■ WHAT IS BEING ASKED ■
Only lines containing the string "icon" belong in the answer; find them in the records and copy them.

■ GIVEN RECORDS ■
☆ ☆ ☆ ☆
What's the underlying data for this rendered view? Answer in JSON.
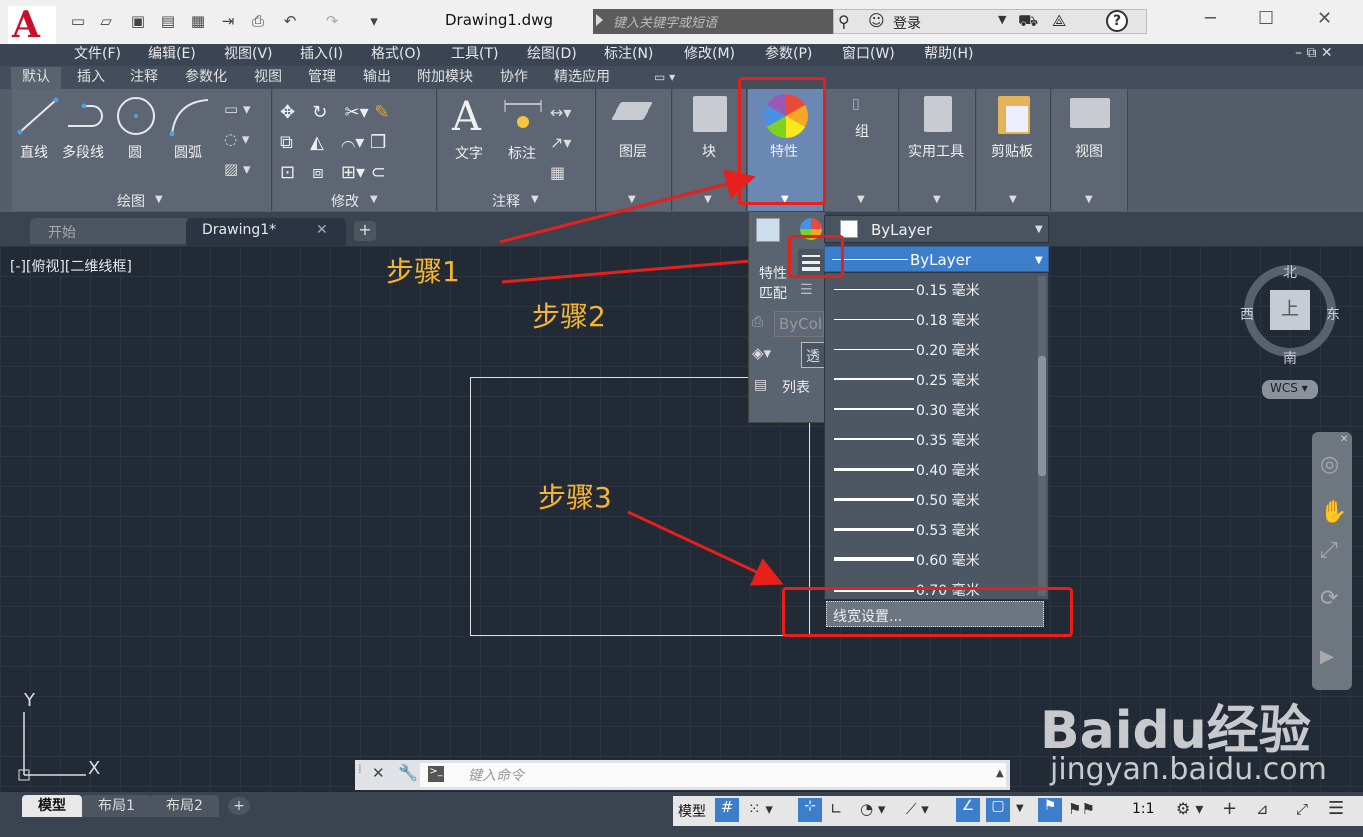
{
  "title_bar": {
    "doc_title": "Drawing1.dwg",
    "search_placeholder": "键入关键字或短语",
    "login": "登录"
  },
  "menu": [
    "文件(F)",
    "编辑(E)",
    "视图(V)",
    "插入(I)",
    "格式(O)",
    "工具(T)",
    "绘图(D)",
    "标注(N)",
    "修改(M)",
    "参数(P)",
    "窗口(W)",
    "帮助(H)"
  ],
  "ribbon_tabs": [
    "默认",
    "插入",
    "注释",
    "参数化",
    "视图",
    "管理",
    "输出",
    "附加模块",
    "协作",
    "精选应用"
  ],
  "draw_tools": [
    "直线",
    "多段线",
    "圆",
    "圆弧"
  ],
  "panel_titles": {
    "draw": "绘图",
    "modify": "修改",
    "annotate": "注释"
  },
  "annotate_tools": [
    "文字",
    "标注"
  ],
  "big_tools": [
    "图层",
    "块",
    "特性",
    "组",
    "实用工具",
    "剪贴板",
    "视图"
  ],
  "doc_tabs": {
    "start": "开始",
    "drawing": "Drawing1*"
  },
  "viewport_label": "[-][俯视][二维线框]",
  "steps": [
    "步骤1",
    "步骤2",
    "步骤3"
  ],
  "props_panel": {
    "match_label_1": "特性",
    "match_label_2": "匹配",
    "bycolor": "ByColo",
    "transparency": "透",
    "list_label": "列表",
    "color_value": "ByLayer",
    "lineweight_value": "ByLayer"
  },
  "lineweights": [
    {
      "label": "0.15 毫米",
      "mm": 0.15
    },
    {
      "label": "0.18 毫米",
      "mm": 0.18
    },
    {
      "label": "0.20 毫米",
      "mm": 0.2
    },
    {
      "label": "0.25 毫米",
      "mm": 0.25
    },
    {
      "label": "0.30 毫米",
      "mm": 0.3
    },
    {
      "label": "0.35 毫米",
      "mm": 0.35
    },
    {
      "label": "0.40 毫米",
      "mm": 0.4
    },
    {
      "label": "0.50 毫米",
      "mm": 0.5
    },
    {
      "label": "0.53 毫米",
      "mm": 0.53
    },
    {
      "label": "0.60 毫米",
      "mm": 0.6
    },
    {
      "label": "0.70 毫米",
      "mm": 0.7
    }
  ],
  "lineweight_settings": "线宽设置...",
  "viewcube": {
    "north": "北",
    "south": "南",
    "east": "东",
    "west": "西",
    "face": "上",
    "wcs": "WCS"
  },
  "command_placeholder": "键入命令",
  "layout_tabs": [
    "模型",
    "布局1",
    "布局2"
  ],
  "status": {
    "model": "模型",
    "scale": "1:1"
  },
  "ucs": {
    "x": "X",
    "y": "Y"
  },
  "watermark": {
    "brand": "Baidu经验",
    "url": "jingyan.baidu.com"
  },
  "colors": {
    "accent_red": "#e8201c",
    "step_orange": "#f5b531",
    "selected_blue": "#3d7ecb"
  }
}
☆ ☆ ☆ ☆
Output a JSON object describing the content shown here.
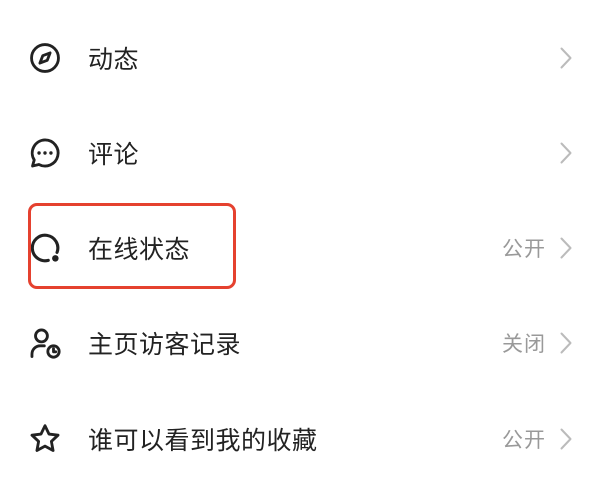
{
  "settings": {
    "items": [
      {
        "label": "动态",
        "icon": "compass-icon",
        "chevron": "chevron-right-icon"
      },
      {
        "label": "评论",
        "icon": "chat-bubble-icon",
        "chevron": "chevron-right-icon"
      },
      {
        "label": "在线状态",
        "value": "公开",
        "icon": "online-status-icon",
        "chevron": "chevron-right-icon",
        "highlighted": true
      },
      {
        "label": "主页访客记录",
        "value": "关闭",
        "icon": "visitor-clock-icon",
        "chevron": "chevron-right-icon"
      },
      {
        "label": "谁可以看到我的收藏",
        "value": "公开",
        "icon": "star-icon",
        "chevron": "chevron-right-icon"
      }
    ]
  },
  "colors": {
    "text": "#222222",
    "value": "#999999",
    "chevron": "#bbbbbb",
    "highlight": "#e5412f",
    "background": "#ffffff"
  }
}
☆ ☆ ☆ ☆
■ SOLUTION TO THIS TASK ■
        "icon": "compass-icon",
        "chevron": "chevron-right-icon"
        "icon": "chat-bubble-icon",
        "chevron": "chevron-right-icon"
        "icon": "online-status-icon",
        "chevron": "chevron-right-icon",
        "icon": "visitor-clock-icon",
        "chevron": "chevron-right-icon"
        "icon": "star-icon",
        "chevron": "chevron-right-icon"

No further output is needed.